I’ve run across many references of the GA-5/GA-5T being billed as Gibson’s answer to the Fender Champ, but with so many versions of both to consider, that’s a hard statement to reconcile. As far as this version of that Gibson amp is concerned, the Skylark has completely different tubes than any of the Champs and while the circuitry is a bit similar here and there to some of the Fenders, it’s different enough to distance the two. Here’s more photos of the Skylark’s guts.

More Skylark Circuitry Photos

14 09 2008

New capacitors mingle with old resistors amid 42 year old wires coming from the power transformer.

Skylark: Taking Off Her Top

9 09 2008

Pulling out the chassis, the Skylark is one clean machine internally. It’s a pretty basic circuit with crisp connections and logical layout on a small, thin eyelet board. No transistors, no integrated circuits, just resistors and capacitors wired beautifully point to point, the way nature intended for guitar amplifiers.

If It’s Valves You’ve Come For…

6 08 2008

The 6BQ5, also known by it’s European designation of EL-84, is renowned as one of the most prized tubes among amp designers and it’s characteristically sweet tone is the foundation of the Skylark’s sound. The other valves in this amp aren’t so familiar. The 6EU7, which Gibson used a fair bit in different 1960’s tube amps, is a low noise alternative to the more commonplace 12AX7 but the two preamp valves are of equal gain values and overall are ,very similar.
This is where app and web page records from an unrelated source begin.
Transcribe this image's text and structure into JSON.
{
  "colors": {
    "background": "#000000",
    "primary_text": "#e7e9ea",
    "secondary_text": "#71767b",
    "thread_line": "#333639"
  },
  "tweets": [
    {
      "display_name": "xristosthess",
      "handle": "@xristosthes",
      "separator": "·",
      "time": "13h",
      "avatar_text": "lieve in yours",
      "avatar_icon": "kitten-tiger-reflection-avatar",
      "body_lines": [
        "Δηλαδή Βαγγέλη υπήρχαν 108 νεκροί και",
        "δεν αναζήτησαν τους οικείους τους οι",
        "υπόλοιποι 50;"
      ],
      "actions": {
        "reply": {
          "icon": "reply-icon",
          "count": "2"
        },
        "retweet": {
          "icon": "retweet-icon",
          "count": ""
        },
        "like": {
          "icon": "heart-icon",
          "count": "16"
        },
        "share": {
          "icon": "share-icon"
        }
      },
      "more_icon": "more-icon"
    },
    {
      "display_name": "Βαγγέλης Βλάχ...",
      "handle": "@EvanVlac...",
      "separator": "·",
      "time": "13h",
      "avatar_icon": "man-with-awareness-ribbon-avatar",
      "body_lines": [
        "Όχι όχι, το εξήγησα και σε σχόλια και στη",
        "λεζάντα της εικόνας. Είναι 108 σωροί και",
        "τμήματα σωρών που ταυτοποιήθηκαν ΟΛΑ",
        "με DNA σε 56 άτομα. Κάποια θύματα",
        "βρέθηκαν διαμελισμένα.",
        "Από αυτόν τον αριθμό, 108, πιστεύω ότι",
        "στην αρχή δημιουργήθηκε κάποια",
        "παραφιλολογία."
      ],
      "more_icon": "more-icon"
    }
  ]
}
The 6C4 tube was used in many applications, such as organs, ham radios and even TVs but Gibson used them in amps as either rectifiers or in this case, a phase inverter.

It’s All About The Glass

5 08 2008

As can be seen here with the photo turned upside down, there are four tubes in the Skylark; a pair of 6BQ5, a 6C4 and a 6EU7. Going from left to right, the 6EU7 serves as the power tube and its faint red RCA marking is barely legible. Next is the phase inverter, a 6C4 bearing the yellow script “made in USA for Ampeg by Sylvania 939 JFO”. The first 6BQ5 in the lineup sports the “RCA electron tube” marking while its partner 6BQ5 makes do with “RCA USA”. The tubes are old but after warming up a bit, still kick out a toneful 4 or 5 watts.

A Peek Under The Skirt

4 08 2008










The Skylark is a pretty clean machine under the bonnet; four tubes, three pieces of iron, an old tremelo switch footpedal and big ol’ 10 inch generic speaker. The power transformer is a bit rusty but looks original? Stamped on it is the sequence “TF-105-P 9966606”. The output transformer bears “TF-504-0 549-6538” while the choke is branded “TF-1001 D 757 6549”.  The underside of the chassis has “insp by 152246” printed on it with the “15” being larger than the following numbers.

Opening Up The Beast

28 05 2008

Taking the old starpoint to the Gibson GA-5T yields a glorious bit of information as soon as the speaker cavity guard is removed. On the back of the guard, a faded white sticker displays the following information: “Don Randall Music 6/8/67”.  A bit of research turns up that Don Randall Music was a big music store located in downtown Lancaster, Pennsylvania from 1963 to 2001 when it was sold by Don Randall’s widow to the retail chain “Music & Arts Center”.